I was watching my Detroit Lions play the Seattle Seahawks on Monday night with my friend Bruce. I mentioned to him that I happen to be an intensely loyal person. It’s one of my biggest defects as a human being, I admitted.
“That’s not a defect. That’s a good thing,” Bruce answered.
“Not if you’re a Lions fan,” I said.
You can’t really know what it’s like to be a Lions fan unless you actually are one. During the NFL season, it’s kind of like having to walk around every day with a “kick me” sign on your back.
On this particular night the winless Lions were huge underdogs again in Seattle, but the impossible happened. Late in the fourth quarter they managed to trail by only three points, and quarterback Matthew Stafford marched them on a long drive right to the verge of scoring what probably would have been the game-winning touchdown. Alas, his pass to the Lions’ best player, wide receiver Calvin Johnson — just as it appeared Johnson was going to cross the goal line with it — was punched out of his grasp only inches from paydirt. It bounced into the end zone and then out of it as a Seahawks player purposely batted it across the back line.
The referees called it a touchback and awarded the ball to the Seahawks. Game over.
Except the refs blew the call. By NFL rule, the Lions were supposed to get the ball back a half-yard away from the end zone.
So, essentially, what happened was this: The Lions were robbed of their first victory of the season, a potential game-changer of a victory against one of the best teams in the NFL, in arguably the hardest place for a road team to win in the NFL, solely because of a blown referee’s call. Instead of being 1-3 with a chance to turn their poor start around, they’re 0-4 and essentially done for the season.
Lions head coach Jim Caldwell, bless his heart, insisted the next day that the Lions should just forget about what happened on Monday night and plan for the next game. It doesn’t do any good to complain about the refs, he said.
Maybe he’s right. If you’re an NFL head coach, you’ve got to be calm and responsible. And Caldwell is about the calmest and most responsible coach that there is. In fact, he doesn’t even have a pulse.
But I wish he would go ballistic. I mean, at this point, what else can the NFL do to us, anyway?
The thing is, the Lions have a history of being jobbed. It’s like this: Most of the time the Lions — the NFL’s sorriest franchise — blow games on their own. Once in a while, however, they actually play good enough to win. Then, far more often than the statistical likelihood of such things, some ref comes along and blows it for them. It happened as recently as last year, when a blown call (yes, admitted the next day by the NFL) cost them a playoff win (the Lions own only one playoff victory since 1957) against the Dallas Cowboys.

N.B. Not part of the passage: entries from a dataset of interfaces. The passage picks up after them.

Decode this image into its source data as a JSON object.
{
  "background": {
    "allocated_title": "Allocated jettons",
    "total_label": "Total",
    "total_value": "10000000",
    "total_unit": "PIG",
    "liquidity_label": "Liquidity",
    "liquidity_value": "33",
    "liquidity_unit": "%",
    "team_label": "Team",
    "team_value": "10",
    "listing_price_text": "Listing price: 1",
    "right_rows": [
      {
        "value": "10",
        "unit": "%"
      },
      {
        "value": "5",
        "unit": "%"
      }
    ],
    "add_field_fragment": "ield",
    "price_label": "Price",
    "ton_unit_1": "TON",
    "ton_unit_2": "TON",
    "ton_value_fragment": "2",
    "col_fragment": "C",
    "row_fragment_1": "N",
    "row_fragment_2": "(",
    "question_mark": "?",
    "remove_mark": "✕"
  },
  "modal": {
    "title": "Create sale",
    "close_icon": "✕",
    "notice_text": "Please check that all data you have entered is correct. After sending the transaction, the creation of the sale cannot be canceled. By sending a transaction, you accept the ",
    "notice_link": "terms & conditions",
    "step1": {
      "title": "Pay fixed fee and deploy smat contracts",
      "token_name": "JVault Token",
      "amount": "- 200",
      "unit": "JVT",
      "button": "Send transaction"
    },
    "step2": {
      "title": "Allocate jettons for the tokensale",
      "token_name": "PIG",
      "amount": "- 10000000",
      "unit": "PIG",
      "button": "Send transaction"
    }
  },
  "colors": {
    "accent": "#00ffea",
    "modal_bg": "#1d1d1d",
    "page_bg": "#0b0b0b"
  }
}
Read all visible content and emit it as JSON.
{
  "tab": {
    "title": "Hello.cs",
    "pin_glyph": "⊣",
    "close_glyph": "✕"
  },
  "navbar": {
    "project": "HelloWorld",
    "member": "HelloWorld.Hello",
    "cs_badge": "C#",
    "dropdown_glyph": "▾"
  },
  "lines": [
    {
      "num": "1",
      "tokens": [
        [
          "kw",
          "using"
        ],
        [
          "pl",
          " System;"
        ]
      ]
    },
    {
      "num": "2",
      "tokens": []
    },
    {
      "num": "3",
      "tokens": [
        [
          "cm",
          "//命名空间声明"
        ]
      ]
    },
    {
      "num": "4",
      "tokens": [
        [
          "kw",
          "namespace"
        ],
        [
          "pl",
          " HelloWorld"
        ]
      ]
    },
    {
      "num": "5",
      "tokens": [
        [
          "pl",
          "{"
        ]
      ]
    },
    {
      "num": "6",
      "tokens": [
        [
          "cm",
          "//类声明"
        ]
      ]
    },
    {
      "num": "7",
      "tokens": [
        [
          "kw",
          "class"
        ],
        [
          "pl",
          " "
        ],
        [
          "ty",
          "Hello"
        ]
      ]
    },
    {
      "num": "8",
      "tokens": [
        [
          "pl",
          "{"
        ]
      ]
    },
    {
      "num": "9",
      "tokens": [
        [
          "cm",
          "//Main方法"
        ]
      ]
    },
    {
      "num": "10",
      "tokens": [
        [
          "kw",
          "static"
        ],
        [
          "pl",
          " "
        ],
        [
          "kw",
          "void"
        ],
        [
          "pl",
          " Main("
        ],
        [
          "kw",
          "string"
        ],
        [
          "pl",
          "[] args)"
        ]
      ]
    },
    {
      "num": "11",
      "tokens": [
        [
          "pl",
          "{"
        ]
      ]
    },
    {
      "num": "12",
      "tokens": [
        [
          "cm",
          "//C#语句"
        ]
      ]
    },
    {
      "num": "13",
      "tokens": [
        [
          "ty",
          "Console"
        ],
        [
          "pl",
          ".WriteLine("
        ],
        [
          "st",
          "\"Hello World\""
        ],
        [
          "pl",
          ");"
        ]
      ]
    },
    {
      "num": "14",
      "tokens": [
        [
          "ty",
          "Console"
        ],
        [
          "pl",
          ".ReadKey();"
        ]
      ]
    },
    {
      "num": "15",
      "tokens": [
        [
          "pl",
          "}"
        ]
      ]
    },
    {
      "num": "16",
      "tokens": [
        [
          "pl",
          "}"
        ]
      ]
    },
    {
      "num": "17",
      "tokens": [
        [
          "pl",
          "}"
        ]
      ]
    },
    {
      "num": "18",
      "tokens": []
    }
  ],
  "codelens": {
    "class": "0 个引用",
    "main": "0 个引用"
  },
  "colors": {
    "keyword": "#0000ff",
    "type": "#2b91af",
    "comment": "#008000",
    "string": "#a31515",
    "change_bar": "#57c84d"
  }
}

If it happens once or twice, I can understand a coach’s desire to let it rest. But when you’re the Lions, it’s routine, and if you ask me, it’s high time someone like Caldwell blew his stack.
OK, I’ll be fair. I’m not going to say that the officials purposely fleeced the Lions Monday night of a win, although I’d like to. I think the more likely explanation is that they know they’re the Lions, they know they’re not supposed to win, they know they’re the NFL’s version of the Washington Generals, and they just don’t care. With the Lions, it’s kind of like the way the Supreme Court treats the Constitution: Sure, it exists. But it’s irrelevant.
I’m not asking for much, am I? I mean, it’s bad enough I’m a Lions fan (and I know it’s my own darned fault), but on those rare occasions when they actually win a game, can’t the refs — for once — just let them keep it?